EXERCISE DETAILS:
Could you copy each line of the listing that holds "JSON"?

---------- DATA PROVIDED

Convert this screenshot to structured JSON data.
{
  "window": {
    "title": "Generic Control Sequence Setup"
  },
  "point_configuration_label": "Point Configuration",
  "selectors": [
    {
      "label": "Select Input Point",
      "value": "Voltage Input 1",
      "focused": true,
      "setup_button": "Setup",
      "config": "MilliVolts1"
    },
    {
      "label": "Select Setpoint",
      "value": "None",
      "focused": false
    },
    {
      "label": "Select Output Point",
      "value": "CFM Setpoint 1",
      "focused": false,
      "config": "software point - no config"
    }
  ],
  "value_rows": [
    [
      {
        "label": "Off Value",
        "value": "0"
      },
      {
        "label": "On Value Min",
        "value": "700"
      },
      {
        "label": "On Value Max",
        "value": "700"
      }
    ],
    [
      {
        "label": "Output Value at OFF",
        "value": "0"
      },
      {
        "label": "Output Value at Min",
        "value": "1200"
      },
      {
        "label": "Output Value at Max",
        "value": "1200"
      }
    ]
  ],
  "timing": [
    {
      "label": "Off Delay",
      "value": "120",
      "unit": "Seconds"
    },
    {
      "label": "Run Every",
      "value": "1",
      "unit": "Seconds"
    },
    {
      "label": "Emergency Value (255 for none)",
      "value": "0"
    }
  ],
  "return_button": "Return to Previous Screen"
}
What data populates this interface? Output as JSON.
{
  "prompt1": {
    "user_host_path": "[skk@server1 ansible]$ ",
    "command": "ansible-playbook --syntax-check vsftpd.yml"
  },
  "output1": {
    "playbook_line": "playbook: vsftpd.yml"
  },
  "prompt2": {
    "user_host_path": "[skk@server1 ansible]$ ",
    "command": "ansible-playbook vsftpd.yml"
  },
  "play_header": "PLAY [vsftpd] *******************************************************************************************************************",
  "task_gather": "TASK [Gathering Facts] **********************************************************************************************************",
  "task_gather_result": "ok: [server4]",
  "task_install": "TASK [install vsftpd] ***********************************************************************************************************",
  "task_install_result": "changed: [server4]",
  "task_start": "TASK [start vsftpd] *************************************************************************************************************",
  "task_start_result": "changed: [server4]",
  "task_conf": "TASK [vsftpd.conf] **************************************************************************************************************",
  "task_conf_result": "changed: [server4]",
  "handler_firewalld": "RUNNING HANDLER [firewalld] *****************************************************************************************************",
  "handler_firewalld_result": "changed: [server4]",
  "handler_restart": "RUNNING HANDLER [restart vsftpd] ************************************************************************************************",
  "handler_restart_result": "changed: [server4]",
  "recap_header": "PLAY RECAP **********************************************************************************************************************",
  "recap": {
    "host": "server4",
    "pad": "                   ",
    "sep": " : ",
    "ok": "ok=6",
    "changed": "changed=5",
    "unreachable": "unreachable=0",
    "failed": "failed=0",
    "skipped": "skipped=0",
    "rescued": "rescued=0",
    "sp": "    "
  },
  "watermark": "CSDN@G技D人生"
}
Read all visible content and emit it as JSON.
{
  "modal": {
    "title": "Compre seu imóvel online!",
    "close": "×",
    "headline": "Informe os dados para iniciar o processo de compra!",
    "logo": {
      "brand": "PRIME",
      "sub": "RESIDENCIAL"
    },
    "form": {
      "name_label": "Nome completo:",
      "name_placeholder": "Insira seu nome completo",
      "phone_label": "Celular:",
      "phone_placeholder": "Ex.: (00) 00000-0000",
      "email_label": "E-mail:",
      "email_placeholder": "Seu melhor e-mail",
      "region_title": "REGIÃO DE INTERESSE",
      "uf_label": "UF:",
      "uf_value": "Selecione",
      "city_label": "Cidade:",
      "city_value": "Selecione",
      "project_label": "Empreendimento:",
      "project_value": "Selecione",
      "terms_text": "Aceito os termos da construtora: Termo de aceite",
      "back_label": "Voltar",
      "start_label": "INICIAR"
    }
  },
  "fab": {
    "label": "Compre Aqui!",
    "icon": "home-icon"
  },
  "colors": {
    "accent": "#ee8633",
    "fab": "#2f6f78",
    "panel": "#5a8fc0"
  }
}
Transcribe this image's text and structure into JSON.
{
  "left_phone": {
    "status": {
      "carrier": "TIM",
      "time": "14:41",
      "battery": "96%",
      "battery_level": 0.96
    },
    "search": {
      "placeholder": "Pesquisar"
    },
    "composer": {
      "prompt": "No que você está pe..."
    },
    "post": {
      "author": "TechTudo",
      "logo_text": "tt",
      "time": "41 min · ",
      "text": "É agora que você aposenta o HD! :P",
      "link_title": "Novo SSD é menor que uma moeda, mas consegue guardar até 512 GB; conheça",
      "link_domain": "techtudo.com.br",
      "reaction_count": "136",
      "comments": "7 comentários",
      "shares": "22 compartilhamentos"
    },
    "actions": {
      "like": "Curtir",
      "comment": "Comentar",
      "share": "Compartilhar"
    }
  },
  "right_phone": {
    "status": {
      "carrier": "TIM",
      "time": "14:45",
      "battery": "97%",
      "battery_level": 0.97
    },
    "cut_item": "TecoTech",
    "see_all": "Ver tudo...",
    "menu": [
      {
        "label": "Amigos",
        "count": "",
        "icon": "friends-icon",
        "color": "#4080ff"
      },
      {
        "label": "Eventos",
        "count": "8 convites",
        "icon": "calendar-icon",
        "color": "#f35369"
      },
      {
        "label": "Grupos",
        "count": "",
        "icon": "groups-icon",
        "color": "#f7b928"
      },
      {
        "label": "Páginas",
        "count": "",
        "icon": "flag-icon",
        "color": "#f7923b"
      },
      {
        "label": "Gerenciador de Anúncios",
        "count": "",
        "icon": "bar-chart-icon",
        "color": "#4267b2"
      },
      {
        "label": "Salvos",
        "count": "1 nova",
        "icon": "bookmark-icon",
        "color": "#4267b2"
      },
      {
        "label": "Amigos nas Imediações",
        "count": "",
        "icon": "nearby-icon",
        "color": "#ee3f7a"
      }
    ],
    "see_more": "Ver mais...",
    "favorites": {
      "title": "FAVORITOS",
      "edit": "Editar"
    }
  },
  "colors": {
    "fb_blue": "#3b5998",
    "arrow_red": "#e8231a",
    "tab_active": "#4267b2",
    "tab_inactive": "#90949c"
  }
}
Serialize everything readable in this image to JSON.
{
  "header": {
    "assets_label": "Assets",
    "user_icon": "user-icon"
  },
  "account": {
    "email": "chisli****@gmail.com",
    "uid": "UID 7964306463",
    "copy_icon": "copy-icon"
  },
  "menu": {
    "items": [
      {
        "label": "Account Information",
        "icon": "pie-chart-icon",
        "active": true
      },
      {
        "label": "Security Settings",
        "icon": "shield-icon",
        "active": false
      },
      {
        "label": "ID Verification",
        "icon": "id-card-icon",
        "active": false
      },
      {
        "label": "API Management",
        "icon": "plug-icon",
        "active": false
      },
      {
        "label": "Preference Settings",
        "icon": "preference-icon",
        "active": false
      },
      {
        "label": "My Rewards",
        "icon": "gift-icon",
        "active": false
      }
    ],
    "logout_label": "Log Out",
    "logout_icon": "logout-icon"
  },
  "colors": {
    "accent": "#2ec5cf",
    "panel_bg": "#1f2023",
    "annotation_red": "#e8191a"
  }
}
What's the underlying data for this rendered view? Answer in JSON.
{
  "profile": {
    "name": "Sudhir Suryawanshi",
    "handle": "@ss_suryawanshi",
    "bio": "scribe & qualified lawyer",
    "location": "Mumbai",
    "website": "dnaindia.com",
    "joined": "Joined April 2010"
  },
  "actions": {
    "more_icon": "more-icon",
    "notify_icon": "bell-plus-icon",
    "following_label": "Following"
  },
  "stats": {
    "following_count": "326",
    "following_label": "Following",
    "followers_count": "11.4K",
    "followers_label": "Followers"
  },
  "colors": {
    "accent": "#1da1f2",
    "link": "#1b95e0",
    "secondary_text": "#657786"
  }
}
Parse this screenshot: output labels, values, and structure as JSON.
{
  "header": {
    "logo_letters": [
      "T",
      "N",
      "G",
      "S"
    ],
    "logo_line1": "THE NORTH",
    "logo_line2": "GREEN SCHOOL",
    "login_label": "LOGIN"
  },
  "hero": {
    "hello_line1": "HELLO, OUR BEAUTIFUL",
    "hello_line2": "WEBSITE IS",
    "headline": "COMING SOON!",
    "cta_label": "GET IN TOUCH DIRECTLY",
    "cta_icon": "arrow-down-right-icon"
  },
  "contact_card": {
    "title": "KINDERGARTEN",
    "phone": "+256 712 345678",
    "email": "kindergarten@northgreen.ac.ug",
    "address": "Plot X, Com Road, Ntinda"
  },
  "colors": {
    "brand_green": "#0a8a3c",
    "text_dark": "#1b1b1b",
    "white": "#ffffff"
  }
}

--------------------

EXERCISE RESPONSE:
Convert this screenshot to structured JSON data.
What data populates this interface? Output as JSON.
Read all visible content and emit it as JSON.
Transcribe this image's text and structure into JSON.
Serialize everything readable in this image to JSON.
What's the underlying data for this rendered view? Answer in JSON.
Parse this screenshot: output labels, values, and structure as JSON.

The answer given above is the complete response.